* Exercise prompt *
Across the entries below, the lines containing "avatar" should be counted and only their number returned.

Excerpts from a dataset:
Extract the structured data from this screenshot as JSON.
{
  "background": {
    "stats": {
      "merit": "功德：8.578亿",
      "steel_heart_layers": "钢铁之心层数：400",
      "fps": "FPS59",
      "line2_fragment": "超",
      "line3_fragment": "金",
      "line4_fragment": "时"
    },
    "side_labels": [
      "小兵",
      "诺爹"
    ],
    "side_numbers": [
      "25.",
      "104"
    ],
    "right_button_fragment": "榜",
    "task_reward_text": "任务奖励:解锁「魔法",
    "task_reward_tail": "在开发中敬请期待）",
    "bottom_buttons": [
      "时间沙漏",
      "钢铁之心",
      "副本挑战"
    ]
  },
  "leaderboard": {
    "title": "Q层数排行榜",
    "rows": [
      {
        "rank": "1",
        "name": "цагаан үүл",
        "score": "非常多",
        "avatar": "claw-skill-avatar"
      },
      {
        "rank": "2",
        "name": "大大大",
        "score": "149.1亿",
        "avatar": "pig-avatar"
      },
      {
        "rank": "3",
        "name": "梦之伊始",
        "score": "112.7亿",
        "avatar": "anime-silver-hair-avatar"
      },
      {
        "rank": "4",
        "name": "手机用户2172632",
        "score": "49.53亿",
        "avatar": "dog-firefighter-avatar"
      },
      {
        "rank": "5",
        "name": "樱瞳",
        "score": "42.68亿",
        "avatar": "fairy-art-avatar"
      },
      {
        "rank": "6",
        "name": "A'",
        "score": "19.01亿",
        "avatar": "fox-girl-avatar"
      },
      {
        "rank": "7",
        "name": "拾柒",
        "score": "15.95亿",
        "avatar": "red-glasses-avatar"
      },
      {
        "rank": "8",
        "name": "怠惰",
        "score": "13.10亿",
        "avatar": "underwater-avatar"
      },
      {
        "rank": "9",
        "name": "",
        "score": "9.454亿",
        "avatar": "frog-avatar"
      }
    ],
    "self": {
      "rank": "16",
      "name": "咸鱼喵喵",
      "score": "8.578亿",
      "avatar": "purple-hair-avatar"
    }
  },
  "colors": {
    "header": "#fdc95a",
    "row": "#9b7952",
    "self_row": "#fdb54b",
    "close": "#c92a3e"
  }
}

* Solved problem *
10